**PROBLEM TO SOLVE**: Here are some records; copy every line that holds the word "тебе".
══════════
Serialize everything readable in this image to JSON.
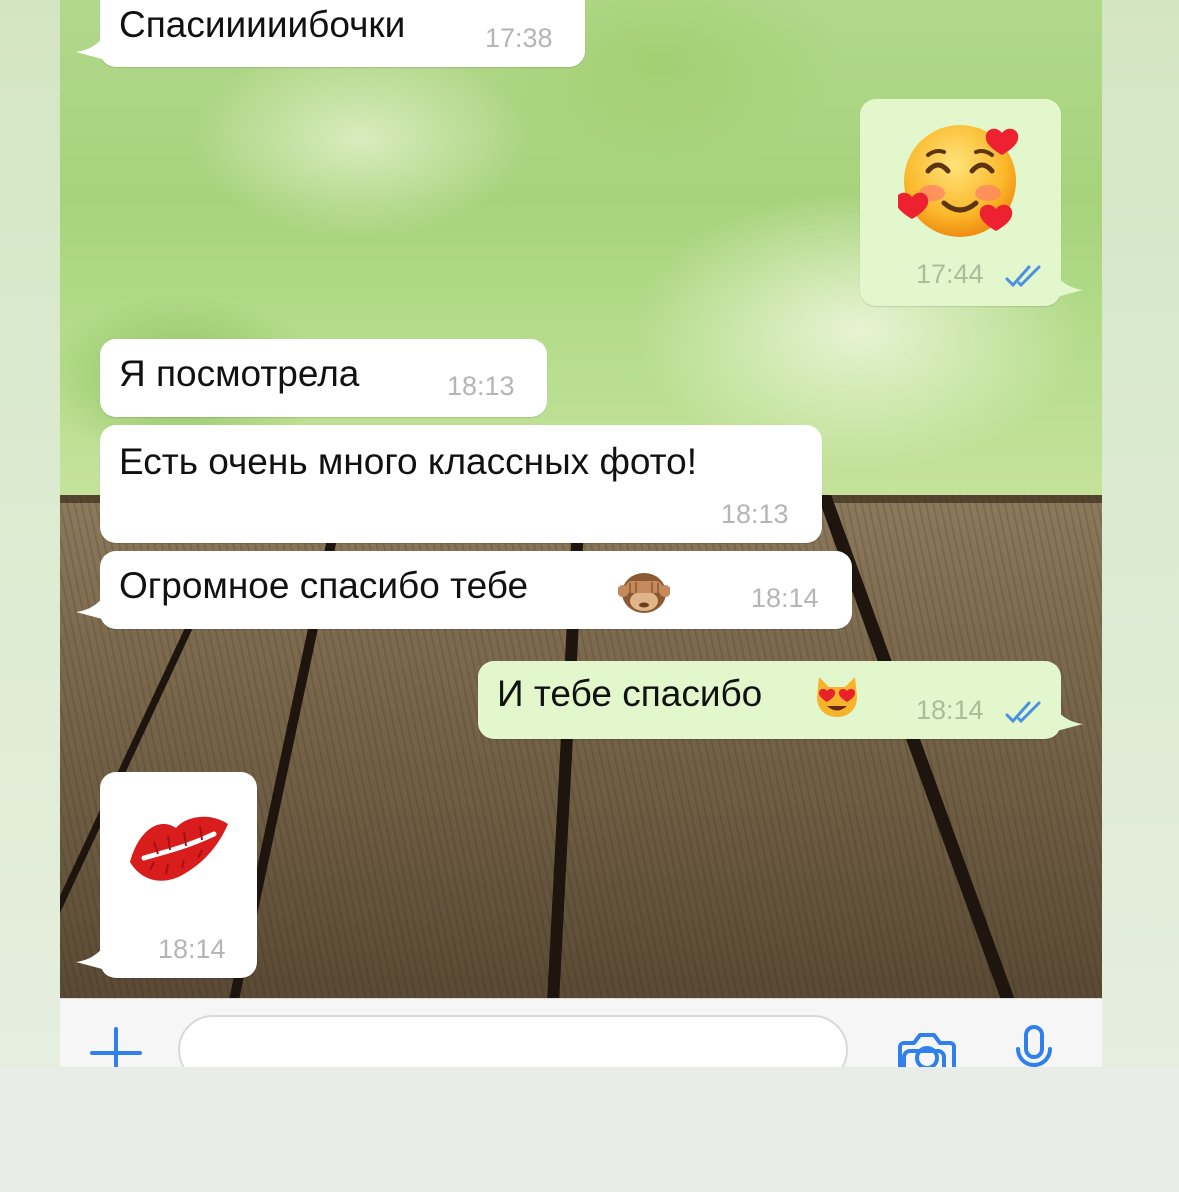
{
  "chat": {
    "messages": [
      {
        "id": "m1",
        "direction": "incoming",
        "text": "Спасииииибочки",
        "time": "17:38"
      },
      {
        "id": "m2",
        "direction": "outgoing",
        "emoji": "smiling-face-with-hearts",
        "time": "17:44",
        "read": true
      },
      {
        "id": "m3",
        "direction": "incoming",
        "text": "Я посмотрела",
        "time": "18:13"
      },
      {
        "id": "m4",
        "direction": "incoming",
        "text": "Есть очень много классных фото!",
        "time": "18:13"
      },
      {
        "id": "m5",
        "direction": "incoming",
        "text": "Огромное спасибо тебе",
        "emoji": "see-no-evil-monkey",
        "time": "18:14"
      },
      {
        "id": "m6",
        "direction": "outgoing",
        "text": "И тебе спасибо",
        "emoji": "heart-eyes-cat",
        "time": "18:14",
        "read": true
      },
      {
        "id": "m7",
        "direction": "incoming",
        "emoji": "kiss-mark",
        "time": "18:14"
      }
    ]
  },
  "input_bar": {
    "message_placeholder": "",
    "icons": [
      "plus-icon",
      "sticker-icon",
      "camera-icon",
      "microphone-icon"
    ]
  },
  "colors": {
    "incoming_bubble": "#ffffff",
    "outgoing_bubble": "#e2f7cb",
    "timestamp": "#b5b5b5",
    "read_ticks": "#4a90e2",
    "accent": "#2f80ed"
  }
}
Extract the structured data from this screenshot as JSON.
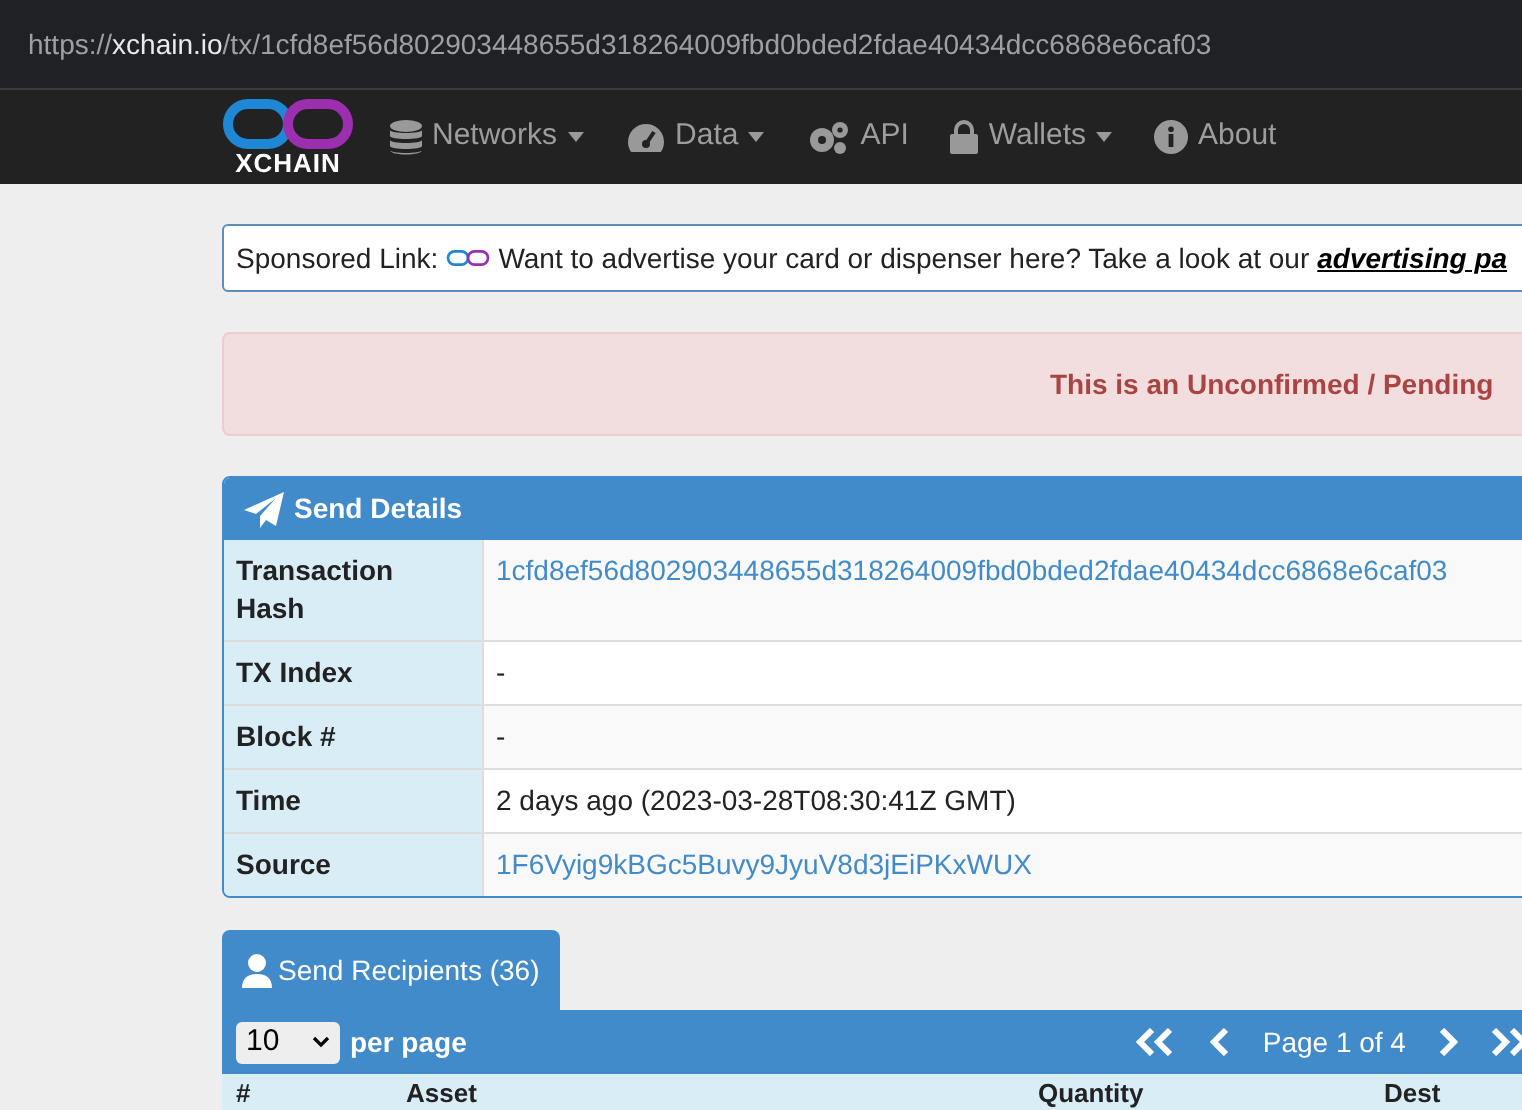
{
  "address_bar": {
    "url_host_prefix": "https://",
    "url_host": "xchain.io",
    "url_path": "/tx/1cfd8ef56d802903448655d318264009fbd0bded2fdae40434dcc6868e6caf03"
  },
  "navbar": {
    "logo_text": "XCHAIN",
    "items": [
      {
        "label": "Networks",
        "dropdown": true
      },
      {
        "label": "Data",
        "dropdown": true
      },
      {
        "label": "API",
        "dropdown": false
      },
      {
        "label": "Wallets",
        "dropdown": true
      },
      {
        "label": "About",
        "dropdown": false
      }
    ]
  },
  "sponsored": {
    "label": "Sponsored Link:",
    "text": "Want to advertise your card or dispenser here? Take a look at our",
    "link": "advertising pa"
  },
  "alert": {
    "text": "This is an Unconfirmed / Pending"
  },
  "send_details": {
    "title": "Send Details",
    "rows": [
      {
        "label": "Transaction Hash",
        "value": "1cfd8ef56d802903448655d318264009fbd0bded2fdae40434dcc6868e6caf03",
        "kind": "link"
      },
      {
        "label": "TX Index",
        "value": "-",
        "kind": "text"
      },
      {
        "label": "Block #",
        "value": "-",
        "kind": "text"
      },
      {
        "label": "Time",
        "value": "2 days ago (2023-03-28T08:30:41Z GMT)",
        "kind": "text"
      },
      {
        "label": "Source",
        "value": "1F6Vyig9kBGc5Buvy9JyuV8d3jEiPKxWUX",
        "kind": "link"
      }
    ]
  },
  "recipients": {
    "tab": "Send Recipients (36)",
    "per_page_value": "10",
    "per_page_label": "per page",
    "page_text": "Page 1 of 4",
    "columns": [
      "#",
      "Asset",
      "Quantity",
      "Dest"
    ]
  }
}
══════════
**WRITTEN RESPONSE**:
        "text": "Огромное спасибо тебе",
        "text": "И тебе спасибо",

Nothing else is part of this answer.